    Thanks fot the interesting article, have given me new inspiration

  12. קידום אתרים בגוגל
    קידום אתרים בגוגל  • 2 years ago


  13. titou
    titou  • 2 years ago

    The phrase based indexing patents do seem to apply to incoming anchor text as well. It appears that, if anchor text pointed to a page might contain a “related phrase,” (one that tends to co-occur with other pages that might rank well for the same query), then it might be given more weight than anchor text that doesn’t.

    • Edwin Toonen

      Yeah, it’s much bigger than just related phrases. Among other things, it seems that anchor texts and the distribution of related terms throughout the page count as well.

  14. jivansutra
    jivansutra  • 2 years ago
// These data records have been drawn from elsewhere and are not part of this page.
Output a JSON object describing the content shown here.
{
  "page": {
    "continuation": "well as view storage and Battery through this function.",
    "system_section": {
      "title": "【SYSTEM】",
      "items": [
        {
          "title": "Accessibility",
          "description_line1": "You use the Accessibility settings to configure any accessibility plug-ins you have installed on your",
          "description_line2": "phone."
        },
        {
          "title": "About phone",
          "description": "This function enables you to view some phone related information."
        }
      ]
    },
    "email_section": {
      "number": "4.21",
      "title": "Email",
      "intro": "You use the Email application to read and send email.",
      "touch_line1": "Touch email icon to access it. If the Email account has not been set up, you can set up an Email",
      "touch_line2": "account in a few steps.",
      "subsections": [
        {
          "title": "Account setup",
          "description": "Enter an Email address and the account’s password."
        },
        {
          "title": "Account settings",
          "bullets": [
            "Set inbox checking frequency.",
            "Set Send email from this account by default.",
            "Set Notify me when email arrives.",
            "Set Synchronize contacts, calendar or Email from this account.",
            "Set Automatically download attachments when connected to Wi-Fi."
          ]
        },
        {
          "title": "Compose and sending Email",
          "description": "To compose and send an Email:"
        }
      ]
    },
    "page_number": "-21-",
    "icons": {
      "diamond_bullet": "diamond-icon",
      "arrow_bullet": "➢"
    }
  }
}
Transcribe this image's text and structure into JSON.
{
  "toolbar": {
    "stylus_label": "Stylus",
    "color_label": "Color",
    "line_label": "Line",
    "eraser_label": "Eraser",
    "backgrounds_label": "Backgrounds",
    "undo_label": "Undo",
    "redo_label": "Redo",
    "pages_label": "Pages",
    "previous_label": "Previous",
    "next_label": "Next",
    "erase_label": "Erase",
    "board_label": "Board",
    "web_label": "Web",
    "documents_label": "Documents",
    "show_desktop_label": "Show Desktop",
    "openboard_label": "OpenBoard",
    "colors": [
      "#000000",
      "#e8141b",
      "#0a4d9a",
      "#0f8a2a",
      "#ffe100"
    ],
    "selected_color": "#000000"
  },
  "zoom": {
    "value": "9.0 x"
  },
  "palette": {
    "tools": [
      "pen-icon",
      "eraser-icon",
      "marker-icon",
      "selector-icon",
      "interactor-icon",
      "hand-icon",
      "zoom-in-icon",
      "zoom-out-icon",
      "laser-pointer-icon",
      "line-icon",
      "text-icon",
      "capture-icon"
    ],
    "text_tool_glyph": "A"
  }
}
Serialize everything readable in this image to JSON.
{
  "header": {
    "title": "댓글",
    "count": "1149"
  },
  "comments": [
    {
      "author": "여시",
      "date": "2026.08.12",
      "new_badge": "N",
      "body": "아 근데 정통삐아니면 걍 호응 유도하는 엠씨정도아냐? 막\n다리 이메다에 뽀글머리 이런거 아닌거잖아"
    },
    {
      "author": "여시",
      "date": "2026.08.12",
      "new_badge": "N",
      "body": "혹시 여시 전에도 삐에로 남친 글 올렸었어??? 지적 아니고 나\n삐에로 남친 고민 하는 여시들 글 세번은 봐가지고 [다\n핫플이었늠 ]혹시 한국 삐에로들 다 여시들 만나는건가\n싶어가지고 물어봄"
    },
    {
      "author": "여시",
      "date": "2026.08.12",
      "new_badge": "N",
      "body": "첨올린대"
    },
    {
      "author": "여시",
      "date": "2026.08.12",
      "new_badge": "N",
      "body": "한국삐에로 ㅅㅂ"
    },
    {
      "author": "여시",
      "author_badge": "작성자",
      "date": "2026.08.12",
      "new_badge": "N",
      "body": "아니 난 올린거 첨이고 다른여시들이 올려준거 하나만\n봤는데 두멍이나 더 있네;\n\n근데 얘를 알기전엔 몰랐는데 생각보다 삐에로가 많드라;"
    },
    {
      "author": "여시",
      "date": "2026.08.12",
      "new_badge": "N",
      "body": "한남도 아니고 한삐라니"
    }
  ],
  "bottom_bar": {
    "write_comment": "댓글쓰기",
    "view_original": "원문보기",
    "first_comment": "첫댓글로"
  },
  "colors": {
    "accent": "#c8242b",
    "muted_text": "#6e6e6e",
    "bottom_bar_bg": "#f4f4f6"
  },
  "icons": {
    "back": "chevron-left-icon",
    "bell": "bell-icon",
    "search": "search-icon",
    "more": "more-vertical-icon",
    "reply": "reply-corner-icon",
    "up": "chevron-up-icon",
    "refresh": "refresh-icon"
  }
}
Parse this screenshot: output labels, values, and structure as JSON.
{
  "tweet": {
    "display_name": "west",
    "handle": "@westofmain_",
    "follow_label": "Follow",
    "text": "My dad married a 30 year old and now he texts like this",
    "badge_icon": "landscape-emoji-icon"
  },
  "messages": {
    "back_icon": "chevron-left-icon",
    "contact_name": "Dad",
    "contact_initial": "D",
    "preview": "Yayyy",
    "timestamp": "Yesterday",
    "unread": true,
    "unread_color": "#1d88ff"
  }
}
    Hi Edwin, thanks for letting us know about the importance of entities. But i think you have somewhat underestimated the potential of LSI keywords when it comes to top search rankings. I have seen myself some websites with poor content, achieving top positions with these KWs in search results. I don’t know in detail as how it happens actually, but i think it works, however not much often…

    • Edwin Toonen

      Hi, thanks for your comment. Sure, related keywords and phrases work, but not in regards to the latent semantic indexing context everybody’s talking about.

  15. Mark Koller
    Mark Koller  • 2 years ago

    Clearing and cleaning stuff up to 2018.
    A well thought over written piece about content,context and more. Thank you

    • Edwin Toonen

      You’re welcome, Mark. Thanks for the compliments.

  16. Andrew Randazzo
    Andrew Randazzo  • 2 years ago

    From what I’ve read, I don’t understand the difference between a LSI Keyword and a occurring phrase/term. Can you give an example of the difference?

    • Edwin Toonen

      Hi Andrew. Co-occurring phrases and terms are a great addition to your SEO toolkit, but LSI has nothing to do with it. That’s the gist of it.

  17. Phobiaanxiety
    Phobiaanxiety  • 2 years ago

    i Am Beginning To Think This Article Will Help Me See SERPs In A Whole New Light!.